DATASET RECORDS:
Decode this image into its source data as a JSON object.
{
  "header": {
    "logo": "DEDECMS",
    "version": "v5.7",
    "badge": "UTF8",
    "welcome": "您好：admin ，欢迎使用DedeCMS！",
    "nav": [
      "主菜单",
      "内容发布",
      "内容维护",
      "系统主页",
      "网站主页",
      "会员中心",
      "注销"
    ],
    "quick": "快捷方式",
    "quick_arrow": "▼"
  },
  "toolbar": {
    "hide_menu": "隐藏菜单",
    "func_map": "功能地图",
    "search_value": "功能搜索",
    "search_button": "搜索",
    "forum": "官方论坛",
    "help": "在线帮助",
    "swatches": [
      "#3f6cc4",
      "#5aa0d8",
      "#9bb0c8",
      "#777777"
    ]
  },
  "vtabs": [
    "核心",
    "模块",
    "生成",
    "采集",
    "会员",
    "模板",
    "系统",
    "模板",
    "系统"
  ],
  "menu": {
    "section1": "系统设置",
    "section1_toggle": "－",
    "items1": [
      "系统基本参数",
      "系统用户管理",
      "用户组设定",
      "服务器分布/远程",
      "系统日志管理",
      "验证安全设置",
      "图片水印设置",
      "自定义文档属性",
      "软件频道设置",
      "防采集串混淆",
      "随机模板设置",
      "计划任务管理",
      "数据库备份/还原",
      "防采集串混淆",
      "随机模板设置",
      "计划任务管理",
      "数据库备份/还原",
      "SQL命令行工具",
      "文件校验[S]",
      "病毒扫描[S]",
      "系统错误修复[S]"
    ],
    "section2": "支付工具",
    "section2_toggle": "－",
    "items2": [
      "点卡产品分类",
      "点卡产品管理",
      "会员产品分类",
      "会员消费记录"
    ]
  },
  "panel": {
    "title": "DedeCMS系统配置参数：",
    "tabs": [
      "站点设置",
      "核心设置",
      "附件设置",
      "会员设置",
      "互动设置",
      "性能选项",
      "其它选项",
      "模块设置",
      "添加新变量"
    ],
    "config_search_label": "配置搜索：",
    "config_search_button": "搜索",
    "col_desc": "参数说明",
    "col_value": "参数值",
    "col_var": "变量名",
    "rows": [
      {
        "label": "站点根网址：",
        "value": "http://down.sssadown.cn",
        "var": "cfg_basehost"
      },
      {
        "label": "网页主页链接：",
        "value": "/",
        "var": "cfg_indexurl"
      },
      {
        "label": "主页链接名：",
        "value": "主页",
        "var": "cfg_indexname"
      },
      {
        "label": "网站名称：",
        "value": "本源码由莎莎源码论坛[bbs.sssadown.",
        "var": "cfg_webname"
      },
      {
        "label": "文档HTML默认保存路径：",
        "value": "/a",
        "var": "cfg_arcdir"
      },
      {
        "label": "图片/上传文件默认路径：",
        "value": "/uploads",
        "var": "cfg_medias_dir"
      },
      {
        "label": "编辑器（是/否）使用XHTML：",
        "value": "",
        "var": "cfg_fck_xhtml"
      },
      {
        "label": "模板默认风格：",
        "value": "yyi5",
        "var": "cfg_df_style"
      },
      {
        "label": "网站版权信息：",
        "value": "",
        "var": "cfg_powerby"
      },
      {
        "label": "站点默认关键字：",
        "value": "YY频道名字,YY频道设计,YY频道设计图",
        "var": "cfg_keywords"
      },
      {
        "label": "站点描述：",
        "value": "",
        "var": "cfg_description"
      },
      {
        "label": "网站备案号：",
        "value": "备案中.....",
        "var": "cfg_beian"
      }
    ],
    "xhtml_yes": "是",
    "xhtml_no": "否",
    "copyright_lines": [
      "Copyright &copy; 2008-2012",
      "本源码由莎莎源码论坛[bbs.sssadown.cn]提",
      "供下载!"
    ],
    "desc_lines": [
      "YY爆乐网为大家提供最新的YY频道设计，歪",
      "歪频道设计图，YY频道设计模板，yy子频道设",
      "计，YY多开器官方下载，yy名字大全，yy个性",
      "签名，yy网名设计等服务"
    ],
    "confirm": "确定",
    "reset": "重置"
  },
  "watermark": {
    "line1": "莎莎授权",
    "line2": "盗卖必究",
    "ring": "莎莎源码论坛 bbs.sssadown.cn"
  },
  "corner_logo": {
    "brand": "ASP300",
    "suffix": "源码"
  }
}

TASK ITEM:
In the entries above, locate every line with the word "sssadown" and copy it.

FINISHED TASK:
        "value": "http://down.sssadown.cn",
        "value": "本源码由莎莎源码论坛[bbs.sssadown.",
      "本源码由莎莎源码论坛[bbs.sssadown.cn]提",
    "ring": "莎莎源码论坛 bbs.sssadown.cn"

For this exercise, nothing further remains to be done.